(Note: I do also do make these out new wood too, see here)
Cool Huh? Want to try? Here is how he did it.
Then he used the cross pieces which were 3.5inches wide and 1/2 to 3/4 inches thick. There was mix of oak (harder, longer lasting, heavier) & pine (softer, easier to work with lighter)
Then he cut 2 pieces at 1ft long and 6pieces at 2ft long
He nailed 2 of the 2footers & 2 of 1footers into a rectangular box. The 2 footer edges over lapped the edges of the 1 footers. Unfortunately he moved so fast I didn’t get to photograph every step… but I hope you follow.
Then he nailed the remaining 4 2footers to the bottom of the box using 4d galvanized nails. These are rust resistant and small enough that they will keep the wood from splitting, but large enough to hold your box together when it is full of heavy, wet soil. Because the wood was irregular enough he just pushed the bottom slats together and nailed…but it is important to note during this step to leave a little space between the slats for water to drain out, but not soil. I usually stick a quarter between the slats which has always proven to be just right.
Similar—-but there are few subtle differences.
*The new one is a bit wider than the other. As far as size go, I pretty much try to maximize my table space. If you table is a 3×6 (which many tables are) you can fit 9 2×1 flats on it. That should be more than enough (much more in fact) for all your seedling needs. Remembering, when you start seeds in wooden planting flats you will need to divide them or thin them before they reach the garden, so leave space in you table(s) for transplants. This is basically bio-intensive gardening, but more on that later…here is the next step if you are eager.
*The other difference is that my new flat is mostly oak and the older one is Redwood. Both have their pros and cons
Oak- Hard, Heavy, Durable,Rot Resistant, Brittle-(Available in Pallets)
Pine- Soft, Not Rot resistant, Light weight, Cheap or free-(Available in Pallets)
Redwood- Light weight, doesn’t spilt easily, VERY Rot Resistant-(Must buy)
Wooden Flats are a great thing to add to your garden shed if you find yourself starting seeds every year. They are pretty simple to make, relatively cheap and last many years, not to mention they are NOT plastic. They work beautifully to hold moisture and give ample space for those babies to grow. Many farms use them, which is where I learned about them. Here are a few I stumble across while ambling through a sleepy farm in Colorado last spring.
Yes, I take pictures of other people’s planting flats, I told you I was a farm tourist.
Good Luck and I hope you help rescue one more lonely pallet from the back of your hardware store and put it to good use.
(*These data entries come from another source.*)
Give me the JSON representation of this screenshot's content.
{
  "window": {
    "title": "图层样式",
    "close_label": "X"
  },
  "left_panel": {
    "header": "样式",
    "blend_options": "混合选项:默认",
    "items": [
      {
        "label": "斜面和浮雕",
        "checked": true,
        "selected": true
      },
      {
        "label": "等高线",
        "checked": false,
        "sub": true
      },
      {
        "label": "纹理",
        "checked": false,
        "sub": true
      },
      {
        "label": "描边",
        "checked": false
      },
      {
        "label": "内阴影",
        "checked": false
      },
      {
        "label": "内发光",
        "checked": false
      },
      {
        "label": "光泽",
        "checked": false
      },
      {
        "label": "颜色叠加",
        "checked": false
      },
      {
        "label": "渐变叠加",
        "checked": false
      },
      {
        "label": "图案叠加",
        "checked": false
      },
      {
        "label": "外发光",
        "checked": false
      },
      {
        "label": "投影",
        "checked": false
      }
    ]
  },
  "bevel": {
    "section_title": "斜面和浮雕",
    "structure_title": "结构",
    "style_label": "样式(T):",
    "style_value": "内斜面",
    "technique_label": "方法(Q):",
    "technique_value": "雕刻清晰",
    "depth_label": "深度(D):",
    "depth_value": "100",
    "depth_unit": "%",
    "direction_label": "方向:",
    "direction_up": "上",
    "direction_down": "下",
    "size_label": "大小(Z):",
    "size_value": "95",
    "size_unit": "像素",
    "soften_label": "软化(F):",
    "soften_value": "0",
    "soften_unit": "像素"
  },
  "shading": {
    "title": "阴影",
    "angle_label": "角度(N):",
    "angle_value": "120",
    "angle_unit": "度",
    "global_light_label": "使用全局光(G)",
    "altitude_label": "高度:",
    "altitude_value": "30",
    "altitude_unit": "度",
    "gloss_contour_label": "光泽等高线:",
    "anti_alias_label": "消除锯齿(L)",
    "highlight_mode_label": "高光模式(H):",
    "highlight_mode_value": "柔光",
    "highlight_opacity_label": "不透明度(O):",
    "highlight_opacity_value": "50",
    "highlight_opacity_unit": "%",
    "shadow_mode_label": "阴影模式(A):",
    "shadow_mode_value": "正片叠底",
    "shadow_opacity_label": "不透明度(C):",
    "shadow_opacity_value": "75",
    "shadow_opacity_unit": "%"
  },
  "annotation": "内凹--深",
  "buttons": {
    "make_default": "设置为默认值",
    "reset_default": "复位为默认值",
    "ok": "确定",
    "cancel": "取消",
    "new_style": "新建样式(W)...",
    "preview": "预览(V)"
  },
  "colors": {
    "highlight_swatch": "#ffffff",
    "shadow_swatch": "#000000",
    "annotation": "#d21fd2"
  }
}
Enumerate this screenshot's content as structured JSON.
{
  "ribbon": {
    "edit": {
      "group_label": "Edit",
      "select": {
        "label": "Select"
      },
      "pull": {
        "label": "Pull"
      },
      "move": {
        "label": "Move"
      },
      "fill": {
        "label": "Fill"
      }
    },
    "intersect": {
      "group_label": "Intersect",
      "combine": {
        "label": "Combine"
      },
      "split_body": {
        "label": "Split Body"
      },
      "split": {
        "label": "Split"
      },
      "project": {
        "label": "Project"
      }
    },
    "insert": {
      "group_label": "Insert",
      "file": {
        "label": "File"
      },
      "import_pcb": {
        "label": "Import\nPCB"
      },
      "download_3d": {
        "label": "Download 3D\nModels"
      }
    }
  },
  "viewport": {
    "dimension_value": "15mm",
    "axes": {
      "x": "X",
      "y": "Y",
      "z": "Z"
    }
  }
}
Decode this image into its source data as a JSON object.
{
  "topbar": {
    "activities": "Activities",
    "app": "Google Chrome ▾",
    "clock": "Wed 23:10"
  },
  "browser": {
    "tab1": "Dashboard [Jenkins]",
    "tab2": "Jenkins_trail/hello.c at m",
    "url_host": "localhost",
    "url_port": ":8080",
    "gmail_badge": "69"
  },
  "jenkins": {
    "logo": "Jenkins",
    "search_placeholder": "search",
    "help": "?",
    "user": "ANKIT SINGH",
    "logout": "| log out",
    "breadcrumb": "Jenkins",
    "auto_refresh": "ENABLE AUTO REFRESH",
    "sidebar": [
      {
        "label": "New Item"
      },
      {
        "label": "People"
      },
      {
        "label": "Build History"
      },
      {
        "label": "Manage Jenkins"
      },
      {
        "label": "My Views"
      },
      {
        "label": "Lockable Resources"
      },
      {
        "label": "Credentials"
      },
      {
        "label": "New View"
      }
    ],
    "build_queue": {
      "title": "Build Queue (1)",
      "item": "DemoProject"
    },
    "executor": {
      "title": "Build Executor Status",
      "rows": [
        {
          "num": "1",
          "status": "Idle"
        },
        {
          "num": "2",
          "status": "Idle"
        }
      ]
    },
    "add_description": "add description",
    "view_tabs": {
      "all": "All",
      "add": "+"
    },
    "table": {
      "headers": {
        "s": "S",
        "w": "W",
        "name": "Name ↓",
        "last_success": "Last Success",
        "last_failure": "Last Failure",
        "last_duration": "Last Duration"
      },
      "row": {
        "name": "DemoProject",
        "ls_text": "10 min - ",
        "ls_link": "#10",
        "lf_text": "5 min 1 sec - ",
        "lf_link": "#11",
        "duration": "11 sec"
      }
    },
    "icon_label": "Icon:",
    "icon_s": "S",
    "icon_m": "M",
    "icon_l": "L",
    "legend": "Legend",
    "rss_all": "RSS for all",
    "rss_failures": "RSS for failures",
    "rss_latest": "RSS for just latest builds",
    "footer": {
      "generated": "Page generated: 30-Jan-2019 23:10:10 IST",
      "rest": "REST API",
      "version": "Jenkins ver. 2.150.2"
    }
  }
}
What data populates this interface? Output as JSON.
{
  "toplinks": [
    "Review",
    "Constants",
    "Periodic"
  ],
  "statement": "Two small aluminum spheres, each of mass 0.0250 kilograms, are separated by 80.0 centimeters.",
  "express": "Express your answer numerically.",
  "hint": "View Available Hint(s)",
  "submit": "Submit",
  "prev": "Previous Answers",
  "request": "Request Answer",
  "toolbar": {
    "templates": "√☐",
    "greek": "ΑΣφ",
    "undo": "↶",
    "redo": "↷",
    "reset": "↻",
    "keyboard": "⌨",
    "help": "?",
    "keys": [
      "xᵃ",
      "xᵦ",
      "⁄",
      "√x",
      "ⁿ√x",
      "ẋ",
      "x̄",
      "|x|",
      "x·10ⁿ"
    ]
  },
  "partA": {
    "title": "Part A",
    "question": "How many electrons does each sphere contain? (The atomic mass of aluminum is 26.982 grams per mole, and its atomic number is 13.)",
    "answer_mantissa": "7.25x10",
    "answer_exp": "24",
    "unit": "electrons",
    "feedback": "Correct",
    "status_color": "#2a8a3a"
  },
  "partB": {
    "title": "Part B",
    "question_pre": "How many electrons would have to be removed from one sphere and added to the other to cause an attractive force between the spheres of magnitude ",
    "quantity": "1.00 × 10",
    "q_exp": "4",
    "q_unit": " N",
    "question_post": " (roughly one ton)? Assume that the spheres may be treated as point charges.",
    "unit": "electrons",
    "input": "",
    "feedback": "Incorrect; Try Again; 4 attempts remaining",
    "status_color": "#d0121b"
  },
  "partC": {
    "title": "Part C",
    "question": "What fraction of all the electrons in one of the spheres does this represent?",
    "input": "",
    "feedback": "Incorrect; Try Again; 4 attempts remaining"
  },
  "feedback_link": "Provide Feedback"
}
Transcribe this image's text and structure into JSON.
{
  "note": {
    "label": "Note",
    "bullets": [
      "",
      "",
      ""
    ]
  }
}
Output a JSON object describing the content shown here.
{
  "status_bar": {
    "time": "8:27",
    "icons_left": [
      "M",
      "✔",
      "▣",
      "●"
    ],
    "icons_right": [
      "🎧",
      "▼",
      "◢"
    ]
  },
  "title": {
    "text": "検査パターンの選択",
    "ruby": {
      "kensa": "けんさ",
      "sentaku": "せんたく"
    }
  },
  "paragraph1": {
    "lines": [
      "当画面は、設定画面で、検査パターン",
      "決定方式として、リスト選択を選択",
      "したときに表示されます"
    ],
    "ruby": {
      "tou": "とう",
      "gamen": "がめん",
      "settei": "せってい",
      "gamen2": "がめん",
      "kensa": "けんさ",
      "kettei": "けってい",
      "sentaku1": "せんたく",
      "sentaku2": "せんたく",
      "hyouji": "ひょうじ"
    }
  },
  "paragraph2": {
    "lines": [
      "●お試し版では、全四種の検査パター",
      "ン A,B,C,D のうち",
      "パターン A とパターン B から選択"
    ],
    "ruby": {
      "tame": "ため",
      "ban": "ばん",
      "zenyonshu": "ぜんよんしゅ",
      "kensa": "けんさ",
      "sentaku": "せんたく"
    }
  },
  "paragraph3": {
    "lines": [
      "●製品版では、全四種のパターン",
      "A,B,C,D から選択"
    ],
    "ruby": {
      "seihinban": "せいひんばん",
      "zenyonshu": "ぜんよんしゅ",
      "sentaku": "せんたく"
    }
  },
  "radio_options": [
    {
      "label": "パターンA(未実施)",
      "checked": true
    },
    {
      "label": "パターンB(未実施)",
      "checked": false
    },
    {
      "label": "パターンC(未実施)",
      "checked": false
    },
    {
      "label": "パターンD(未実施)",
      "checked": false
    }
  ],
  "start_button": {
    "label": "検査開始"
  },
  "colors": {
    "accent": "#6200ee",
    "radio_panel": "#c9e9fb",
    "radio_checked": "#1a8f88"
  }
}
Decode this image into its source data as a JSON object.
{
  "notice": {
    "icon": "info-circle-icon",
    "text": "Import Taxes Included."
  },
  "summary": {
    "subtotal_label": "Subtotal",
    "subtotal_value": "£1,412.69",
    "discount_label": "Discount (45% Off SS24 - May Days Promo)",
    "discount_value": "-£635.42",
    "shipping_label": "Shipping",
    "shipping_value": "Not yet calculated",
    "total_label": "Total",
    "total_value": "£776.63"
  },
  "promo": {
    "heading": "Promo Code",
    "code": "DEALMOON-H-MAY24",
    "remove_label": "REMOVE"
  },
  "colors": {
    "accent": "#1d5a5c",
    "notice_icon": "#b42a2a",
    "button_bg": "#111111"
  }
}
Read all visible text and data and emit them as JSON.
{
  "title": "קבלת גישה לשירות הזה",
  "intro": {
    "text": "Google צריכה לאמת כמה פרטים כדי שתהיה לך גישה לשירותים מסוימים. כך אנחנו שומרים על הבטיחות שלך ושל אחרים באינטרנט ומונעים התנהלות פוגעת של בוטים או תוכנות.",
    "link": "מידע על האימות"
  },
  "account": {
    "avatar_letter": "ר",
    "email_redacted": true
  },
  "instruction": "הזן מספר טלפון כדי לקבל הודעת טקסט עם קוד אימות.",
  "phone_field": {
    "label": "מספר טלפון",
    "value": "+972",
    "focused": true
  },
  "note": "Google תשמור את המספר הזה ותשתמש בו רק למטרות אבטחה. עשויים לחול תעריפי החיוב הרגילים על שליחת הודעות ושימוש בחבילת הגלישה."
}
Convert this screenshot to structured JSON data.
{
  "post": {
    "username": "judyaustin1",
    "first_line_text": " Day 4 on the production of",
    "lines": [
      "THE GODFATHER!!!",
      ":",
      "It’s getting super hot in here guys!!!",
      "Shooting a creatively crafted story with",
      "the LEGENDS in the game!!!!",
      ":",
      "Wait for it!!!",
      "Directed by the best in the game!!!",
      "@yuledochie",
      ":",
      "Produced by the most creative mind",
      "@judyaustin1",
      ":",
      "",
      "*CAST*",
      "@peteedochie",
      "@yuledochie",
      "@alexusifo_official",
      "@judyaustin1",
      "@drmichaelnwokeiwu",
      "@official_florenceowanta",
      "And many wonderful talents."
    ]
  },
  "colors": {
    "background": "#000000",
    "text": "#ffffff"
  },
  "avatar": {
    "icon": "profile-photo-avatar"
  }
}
I know you all have been muchin’ salad lately. The fresh greens of spring are something we look forward to all year. Baby lettuce, spinach, arugula….and what of the wild greens? My lettuce is there but often hidden under handfuls of french sorrel, dandelion greens, chervil, arugula (leaves and flowers), rocket, mint leaves…all of which I wrote about last spring here.
Arugula is in the Cruciferae family ( as in cross, see the flowers, they are all like that) though now the family is called Brassicaceae after it’s most popular member, broccoli. Arugula flowers, as well all the other Cruciferae cousins flowers are edible, just look here. This season I have added Siberian Elm seeds and Mallow Leaves to the mix.
I know the Siberian Elm can seem a great nuance, and that it is when those seeds go flying and take root just about everywhere…but if you pick the seeds before they fly, when bright green and brand new, they are sweet and delicious. I have heard they can be eaten later too, cooked with the papery seed hulls rubbed off according to eattheweeds.com
My newest friend, ground cover, medicine, and munchy is Malva. It has been used for everything from headaches, to poultices to post- partum cleanses. The leaves can be eaten young and are medicinal. This sweet little blog tells you even more.
So as your greens come up, don’t forget to eat those weeds!!